‘Community solar’ systems may add savings to local, cooperative energy projects

A residential use of solar energy in Wisconsin is pictured. Credit: Matt Montagne, courtesy of Oregon State University

A residential use of solar energy in Wisconsin is pictured. Credit: Matt Montagne, courtesy of Oregon State University

By Phys.Org 

Part of the future of solar energy, especially for residential use, may be small “community-based” systems in which neighbors join together in the construction and use of solar systems to optimize the energy produced in their neighborhood – and share in the benefits.

New research by engineers at Oregon State University indicate that an optimal development of neighborhood solar energy might increase the total electricity produced by 5-10 percent, a significant gain by the standards of solar energy efficiency. At the same time, it can reduce the variability and unpredictability of the solar resource. Read more here.

Rooftop Solar Panels Could Power Nearly 40 Percent Of the U.S., by Mary Beth Griggs, Popular Science. The Energy Department’s National Renewable Energy Laboratory (NREL) issued a report last week that analyzed the ability of America’s roofs to host solar panels.
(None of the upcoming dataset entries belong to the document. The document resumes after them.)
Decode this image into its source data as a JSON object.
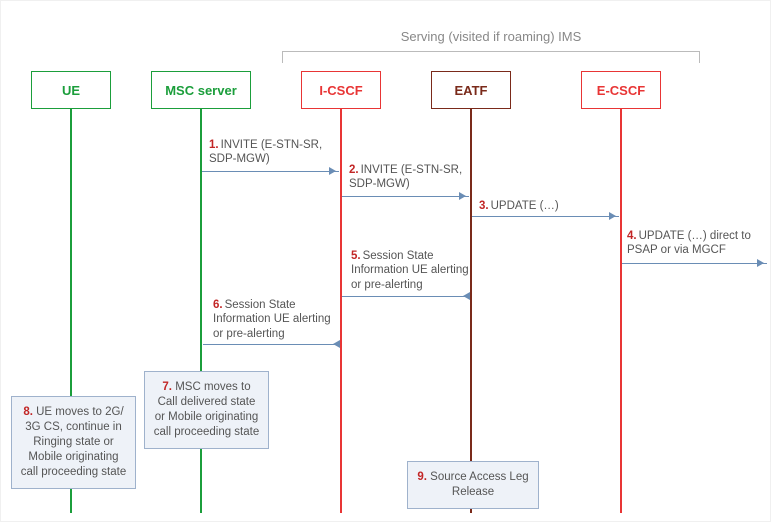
{
  "group_label": "Serving (visited if roaming) IMS",
  "actors": {
    "ue": {
      "label": "UE"
    },
    "msc": {
      "label": "MSC server"
    },
    "icscf": {
      "label": "I-CSCF"
    },
    "eatf": {
      "label": "EATF"
    },
    "ecscf": {
      "label": "E-CSCF"
    }
  },
  "messages": {
    "m1": {
      "num": "1.",
      "text": "INVITE (E-STN-SR, SDP-MGW)"
    },
    "m2": {
      "num": "2.",
      "text": "INVITE (E-STN-SR, SDP-MGW)"
    },
    "m3": {
      "num": "3.",
      "text": "UPDATE (…)"
    },
    "m4": {
      "num": "4.",
      "text": "UPDATE  (…) direct to PSAP or via MGCF"
    },
    "m5": {
      "num": "5.",
      "text": "Session State Information UE alerting or pre-alerting"
    },
    "m6": {
      "num": "6.",
      "text": "Session State Information UE alerting or pre-alerting"
    }
  },
  "notes": {
    "n7": {
      "num": "7.",
      "text": "MSC moves to Call delivered state or Mobile originating call proceeding state"
    },
    "n8": {
      "num": "8.",
      "text": "UE moves to 2G/ 3G CS, continue in Ringing state or Mobile originating call proceeding state"
    },
    "n9": {
      "num": "9.",
      "text": "Source Access Leg Release"
    }
  },
  "chart_data": {
    "type": "table",
    "description": "UML-style sequence diagram of SRVCC emergency session transfer signalling",
    "actors": [
      "UE",
      "MSC server",
      "I-CSCF",
      "EATF",
      "E-CSCF",
      "(external PSAP/MGCF)"
    ],
    "group": {
      "label": "Serving (visited if roaming) IMS",
      "members": [
        "I-CSCF",
        "EATF",
        "E-CSCF"
      ]
    },
    "steps": [
      {
        "step": 1,
        "from": "MSC server",
        "to": "I-CSCF",
        "label": "INVITE (E-STN-SR, SDP-MGW)"
      },
      {
        "step": 2,
        "from": "I-CSCF",
        "to": "EATF",
        "label": "INVITE (E-STN-SR, SDP-MGW)"
      },
      {
        "step": 3,
        "from": "EATF",
        "to": "E-CSCF",
        "label": "UPDATE (…)"
      },
      {
        "step": 4,
        "from": "E-CSCF",
        "to": "(external PSAP/MGCF)",
        "label": "UPDATE (…) direct to PSAP or via MGCF"
      },
      {
        "step": 5,
        "from": "EATF",
        "to": "I-CSCF",
        "label": "Session State Information UE alerting or pre-alerting"
      },
      {
        "step": 6,
        "from": "I-CSCF",
        "to": "MSC server",
        "label": "Session State Information UE alerting or pre-alerting"
      },
      {
        "step": 7,
        "at": "MSC server",
        "note": "MSC moves to Call delivered state or Mobile originating call proceeding state"
      },
      {
        "step": 8,
        "at": "UE",
        "note": "UE moves to 2G/3G CS, continue in Ringing state or Mobile originating call proceeding state"
      },
      {
        "step": 9,
        "at": "EATF",
        "note": "Source Access Leg Release"
      }
    ]
  }
}
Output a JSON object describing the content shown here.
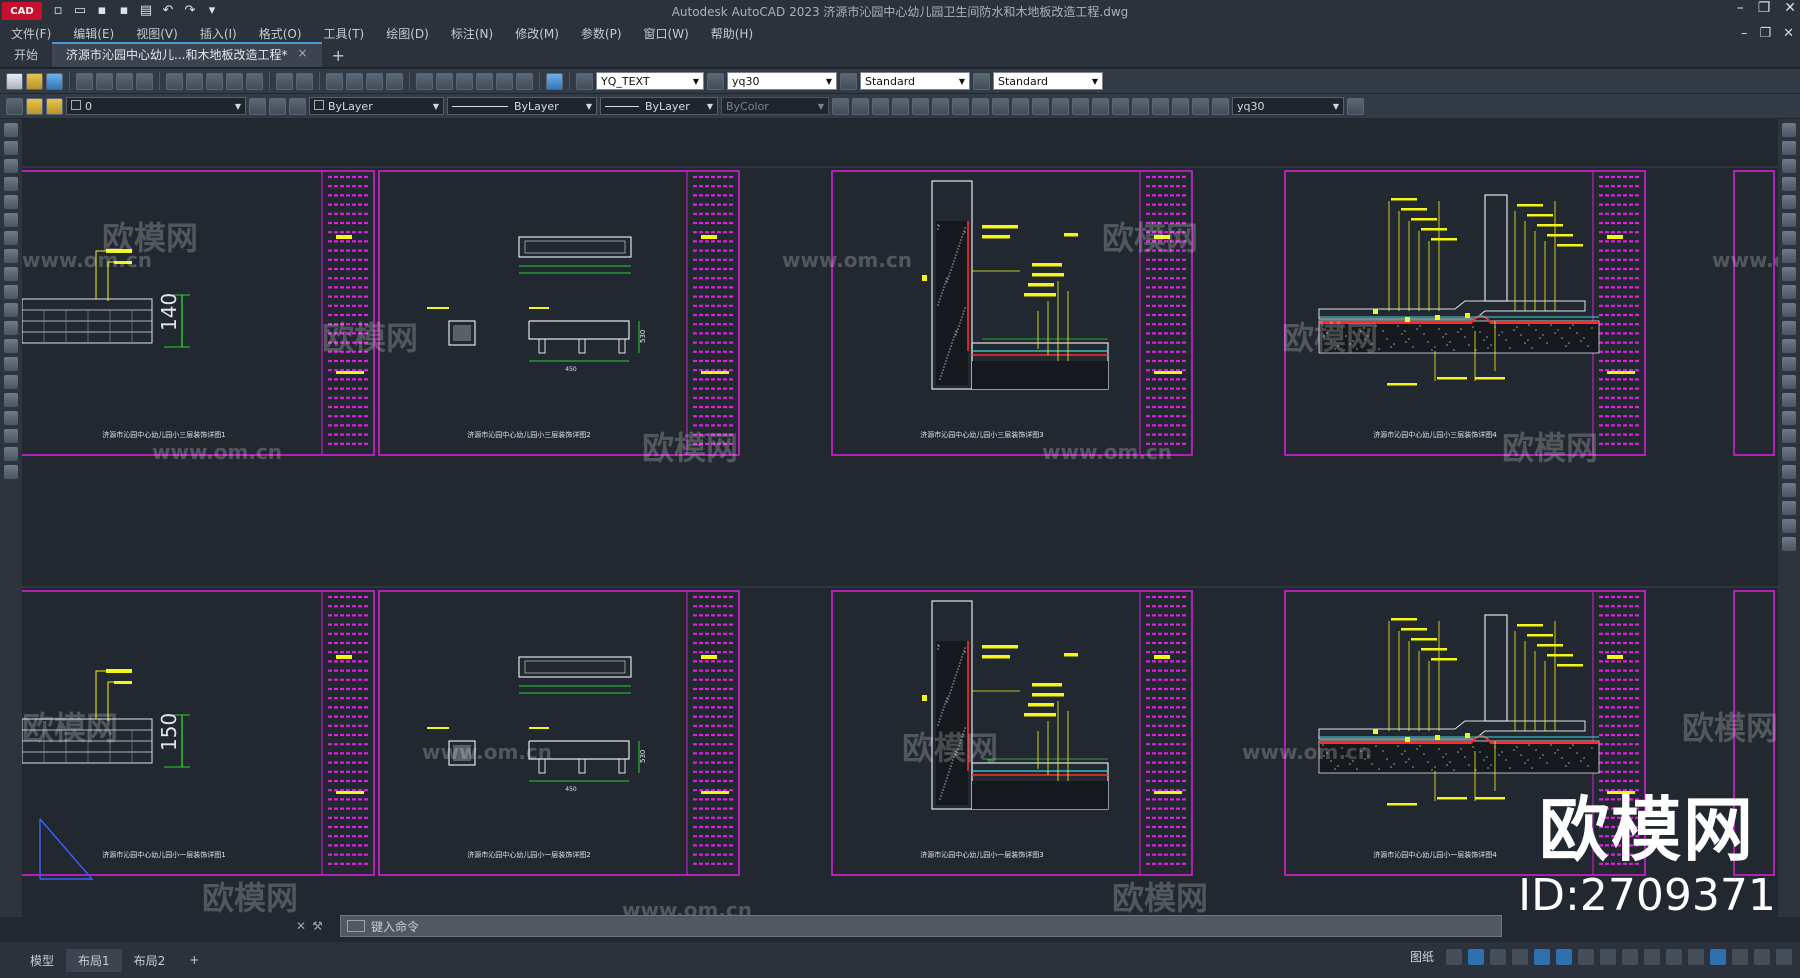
{
  "app": {
    "badge": "CAD",
    "title": "Autodesk AutoCAD 2023    济源市沁园中心幼儿园卫生间防水和木地板改造工程.dwg"
  },
  "menu": [
    "文件(F)",
    "编辑(E)",
    "视图(V)",
    "插入(I)",
    "格式(O)",
    "工具(T)",
    "绘图(D)",
    "标注(N)",
    "修改(M)",
    "参数(P)",
    "窗口(W)",
    "帮助(H)"
  ],
  "tabs": {
    "start": "开始",
    "doc": "济源市沁园中心幼儿...和木地板改造工程*",
    "close": "×",
    "new": "+"
  },
  "toolbar1": {
    "text_style": "YQ_TEXT",
    "dim_style": "yq30",
    "table_style": "Standard",
    "mleader_style": "Standard"
  },
  "toolbar2": {
    "layer": "0",
    "color": "ByLayer",
    "linetype": "ByLayer",
    "lineweight": "ByLayer",
    "plotstyle": "ByColor",
    "dim_style": "yq30"
  },
  "command": {
    "placeholder": "键入命令",
    "handle": "✕ 🔧"
  },
  "layout_tabs": [
    "模型",
    "布局1",
    "布局2"
  ],
  "layout_add": "+",
  "status": {
    "paper_label": "图纸"
  },
  "watermark": {
    "url": "www.om.cn",
    "brand": "欧模网",
    "id": "ID:2709371"
  },
  "drawings": {
    "row1": [
      {
        "title": "济源市沁园中心幼儿园小三层装饰详图1",
        "dim": "140"
      },
      {
        "title": "济源市沁园中心幼儿园小三层装饰详图2",
        "dims": [
          "530",
          "450"
        ]
      },
      {
        "title": "济源市沁园中心幼儿园小三层装饰详图3"
      },
      {
        "title": "济源市沁园中心幼儿园小三层装饰详图4"
      }
    ],
    "row2": [
      {
        "title": "济源市沁园中心幼儿园小一层装饰详图1",
        "dim": "150"
      },
      {
        "title": "济源市沁园中心幼儿园小一层装饰详图2",
        "dims": [
          "530",
          "450"
        ]
      },
      {
        "title": "济源市沁园中心幼儿园小一层装饰详图3"
      },
      {
        "title": "济源市沁园中心幼儿园小一层装饰详图4"
      }
    ]
  }
}
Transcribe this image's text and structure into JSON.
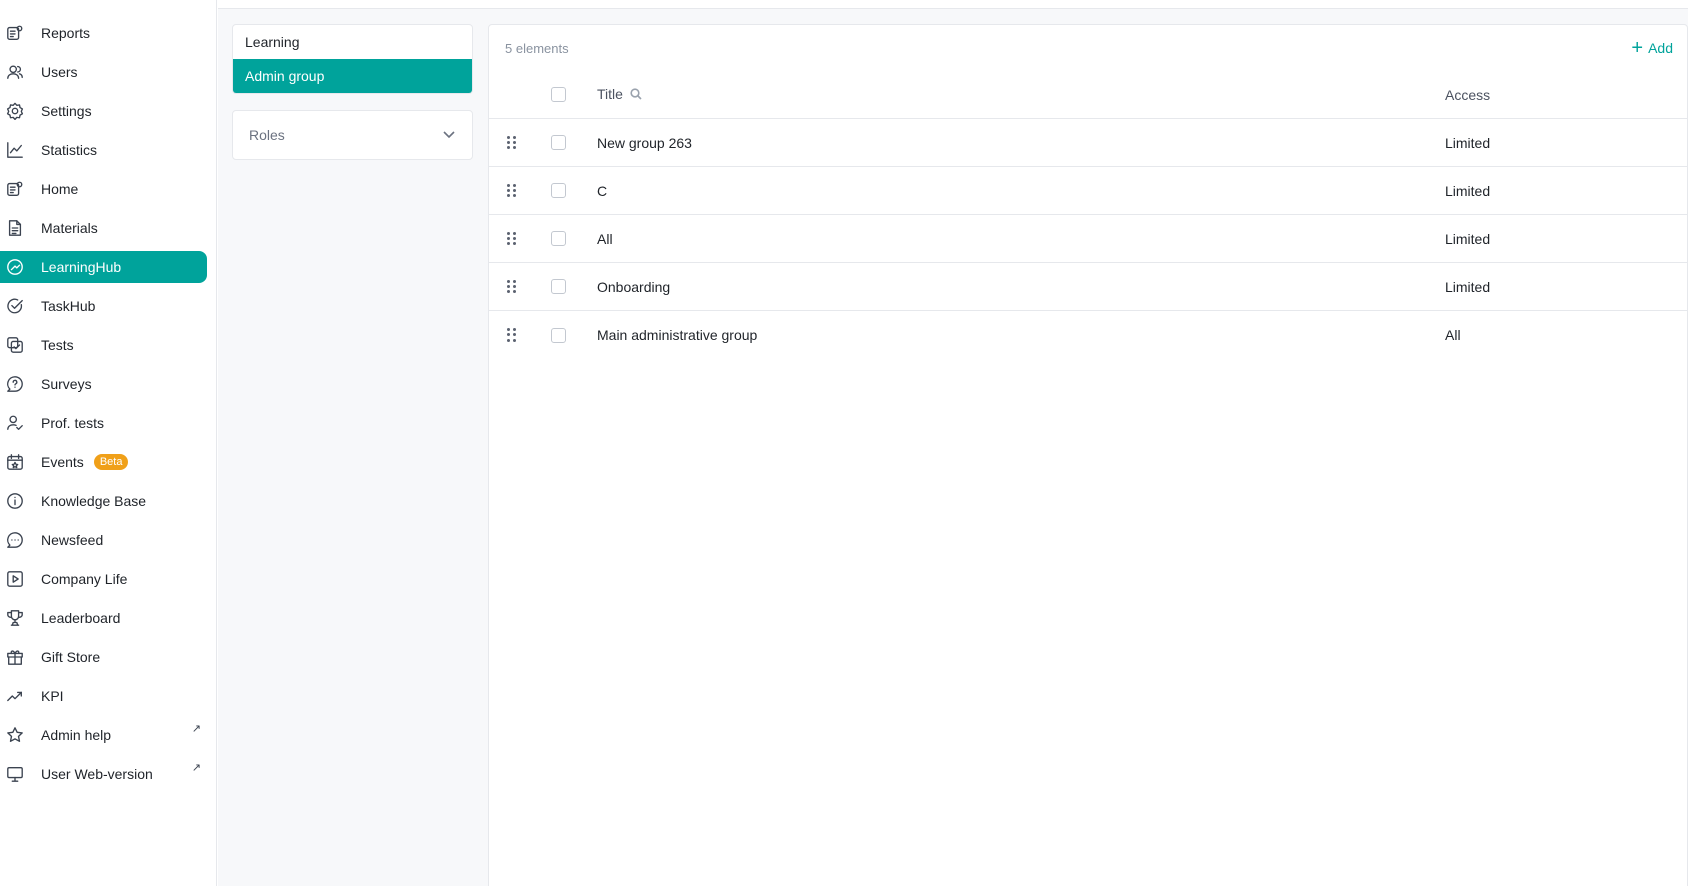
{
  "sidebar": {
    "items": [
      {
        "label": "Reports",
        "icon": "reports-icon"
      },
      {
        "label": "Users",
        "icon": "users-icon"
      },
      {
        "label": "Settings",
        "icon": "gear-icon"
      },
      {
        "label": "Statistics",
        "icon": "line-chart-icon"
      },
      {
        "label": "Home",
        "icon": "home-icon"
      },
      {
        "label": "Materials",
        "icon": "document-icon"
      },
      {
        "label": "LearningHub",
        "icon": "learninghub-icon",
        "active": true
      },
      {
        "label": "TaskHub",
        "icon": "check-circle-icon"
      },
      {
        "label": "Tests",
        "icon": "tests-icon"
      },
      {
        "label": "Surveys",
        "icon": "question-bubble-icon"
      },
      {
        "label": "Prof. tests",
        "icon": "user-check-icon"
      },
      {
        "label": "Events",
        "icon": "calendar-star-icon",
        "badge": "Beta"
      },
      {
        "label": "Knowledge Base",
        "icon": "info-icon"
      },
      {
        "label": "Newsfeed",
        "icon": "chat-bubble-icon"
      },
      {
        "label": "Company Life",
        "icon": "play-icon"
      },
      {
        "label": "Leaderboard",
        "icon": "trophy-icon"
      },
      {
        "label": "Gift Store",
        "icon": "gift-icon"
      },
      {
        "label": "KPI",
        "icon": "trend-up-icon"
      },
      {
        "label": "Admin help",
        "icon": "star-icon",
        "external": "↗"
      },
      {
        "label": "User Web-version",
        "icon": "monitor-icon",
        "external": "↗"
      }
    ]
  },
  "groups": {
    "items": [
      "Learning",
      "Admin group"
    ],
    "active_index": 1,
    "roles_label": "Roles"
  },
  "table": {
    "count_label": "5 elements",
    "add_label": "Add",
    "columns": {
      "title": "Title",
      "access": "Access"
    },
    "rows": [
      {
        "title": "New group 263",
        "access": "Limited"
      },
      {
        "title": "C",
        "access": "Limited"
      },
      {
        "title": "All",
        "access": "Limited"
      },
      {
        "title": "Onboarding",
        "access": "Limited"
      },
      {
        "title": "Main administrative group",
        "access": "All"
      }
    ]
  },
  "colors": {
    "accent": "#00a39b",
    "badge": "#f0a019"
  }
}
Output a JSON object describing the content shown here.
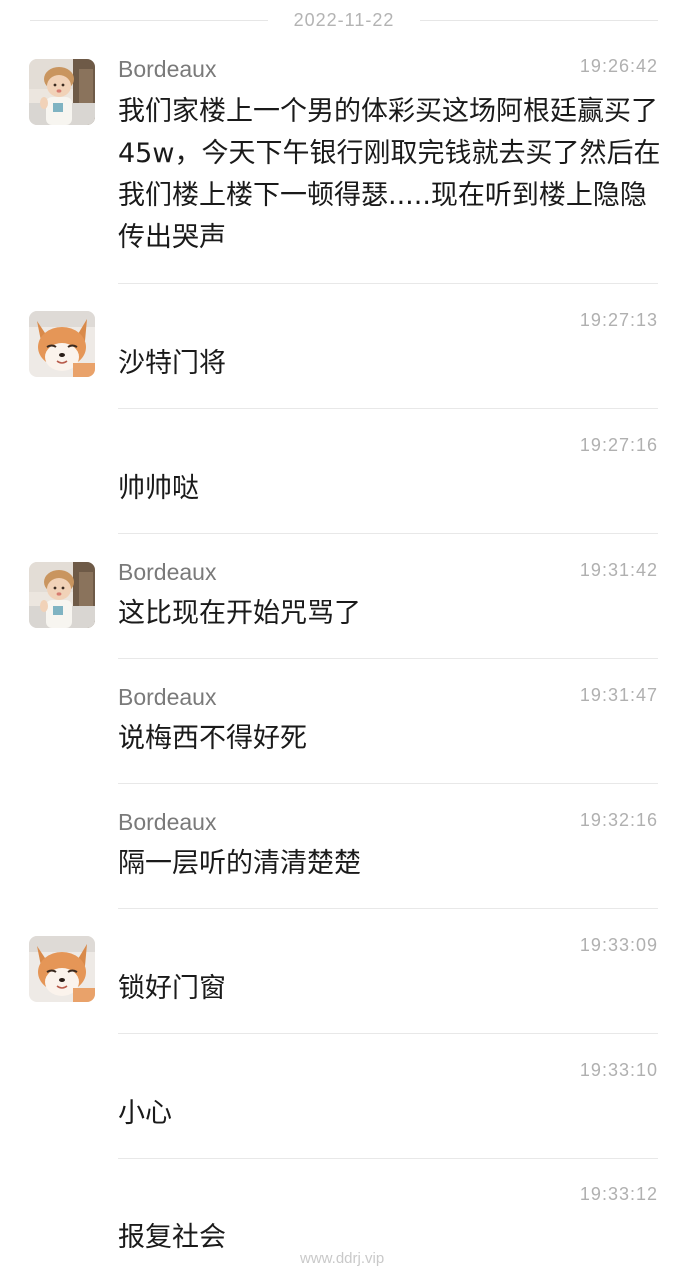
{
  "date": "2022-11-22",
  "watermark": "www.ddrj.vip",
  "messages": [
    {
      "sender": "Bordeaux",
      "time": "19:26:42",
      "text": "我们家楼上一个男的体彩买这场阿根廷赢买了45w，今天下午银行刚取完钱就去买了然后在我们楼上楼下一顿得瑟.....现在听到楼上隐隐传出哭声",
      "avatar": "child-avatar"
    },
    {
      "sender": "",
      "time": "19:27:13",
      "text": "沙特门将",
      "avatar": "fox-avatar"
    },
    {
      "sender": "",
      "time": "19:27:16",
      "text": "帅帅哒",
      "avatar": ""
    },
    {
      "sender": "Bordeaux",
      "time": "19:31:42",
      "text": "这比现在开始咒骂了",
      "avatar": "child-avatar"
    },
    {
      "sender": "Bordeaux",
      "time": "19:31:47",
      "text": "说梅西不得好死",
      "avatar": ""
    },
    {
      "sender": "Bordeaux",
      "time": "19:32:16",
      "text": "隔一层听的清清楚楚",
      "avatar": ""
    },
    {
      "sender": "",
      "time": "19:33:09",
      "text": "锁好门窗",
      "avatar": "fox-avatar"
    },
    {
      "sender": "",
      "time": "19:33:10",
      "text": "小心",
      "avatar": ""
    },
    {
      "sender": "",
      "time": "19:33:12",
      "text": "报复社会",
      "avatar": ""
    }
  ]
}
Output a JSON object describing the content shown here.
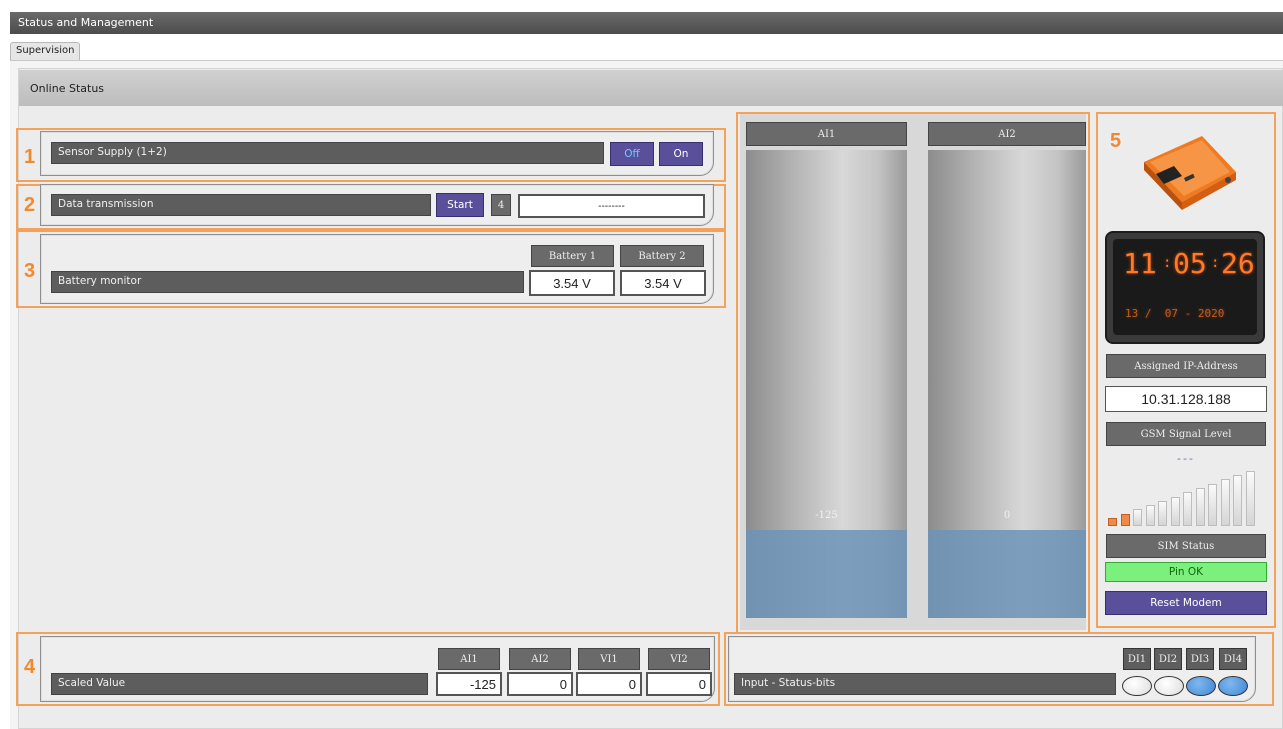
{
  "window": {
    "title": "Status and Management"
  },
  "tabs": [
    {
      "label": "Supervision"
    }
  ],
  "section": {
    "title": "Online Status"
  },
  "sensor_supply": {
    "number": "1",
    "label": "Sensor Supply (1+2)",
    "off_label": "Off",
    "on_label": "On"
  },
  "data_transmission": {
    "number": "2",
    "label": "Data transmission",
    "start_label": "Start",
    "count": "4",
    "value": "--------"
  },
  "battery_monitor": {
    "number": "3",
    "label": "Battery monitor",
    "headers": [
      "Battery 1",
      "Battery 2"
    ],
    "values": [
      "3.54 V",
      "3.54 V"
    ]
  },
  "scaled_value": {
    "number": "4",
    "label": "Scaled Value",
    "headers": [
      "AI1",
      "AI2",
      "VI1",
      "VI2"
    ],
    "values": [
      "-125",
      "0",
      "0",
      "0"
    ]
  },
  "input_status": {
    "label": "Input - Status-bits",
    "headers": [
      "DI1",
      "DI2",
      "DI3",
      "DI4"
    ],
    "states": [
      "off",
      "off",
      "on",
      "on"
    ]
  },
  "gauges": [
    {
      "name": "AI1",
      "value": "-125",
      "fill_fraction": 0.3
    },
    {
      "name": "AI2",
      "value": "0",
      "fill_fraction": 0.3
    }
  ],
  "device": {
    "number": "5",
    "clock": {
      "hh": "11",
      "mm": "05",
      "ss": "26",
      "date": "13 /  07 - 2020"
    },
    "ip_label": "Assigned IP-Address",
    "ip_value": "10.31.128.188",
    "gsm_label": "GSM Signal Level",
    "gsm_value": "---",
    "signal_level": 2,
    "signal_max": 12,
    "sim_label": "SIM Status",
    "sim_value": "Pin OK",
    "reset_label": "Reset Modem"
  },
  "colors": {
    "accent_orange": "#f4a15a",
    "button_purple": "#5a4f9a",
    "ok_green": "#7cf07c",
    "led_on": "#3f86d4",
    "signal_on": "#f08a4a"
  }
}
They looked at rooftops in 128 cities across the country, analyzing buildings large and small for their suitability for hosting photovoltaic (PV) solar panels, and how much power could be generated in each location. The estimates varied by state and by region, but overall, the report found that 39 percent of the country’s energy could be generated by rooftop solar panels.

Experts Explore Global Role of Solar PV, Solar Industry Magazine. The U.S. Department of Energy’s National Renewable Energy Laboratory (NREL) says its scientists, along with their counterparts from solar energy research institutes in Germany and Japan, gathered recently to discuss the future of photovoltaics and assess its contributions to increasing global prosperity, energy security and mitigation of climate change.

Detroit council approves 10-acre solar energy plant on vacant city-owned land, by Joe Guillen, Detroit Free Press. Members of Mayor Mike Duggan’s administration described the project as a catalyst to enhance the neighborhood, along with concurrent plans to use federal funds for nearby blight demolition and a commitment to train residents for “green collar” jobs focused on the reuse of vacant land.

Officials To Flip Switch On 100-Acre Solar Plant in South Arkansas, UALR Public Radio. The switch will soon be flipped on 151,200 solar panels that will provide electricity to the growing defense industry operations in East Camden. The 12-megawatt solar field will generate electricity equivalent to powering 2,400 homes.

Study: Home values increase when solar panels get installed, by Kelsey Ramirez, Housingwire
A new study from The Appraisal Journal, the academic publication of one of the nation’s largest association of appraisers, shows that homes that use solar panels are sold at a premium.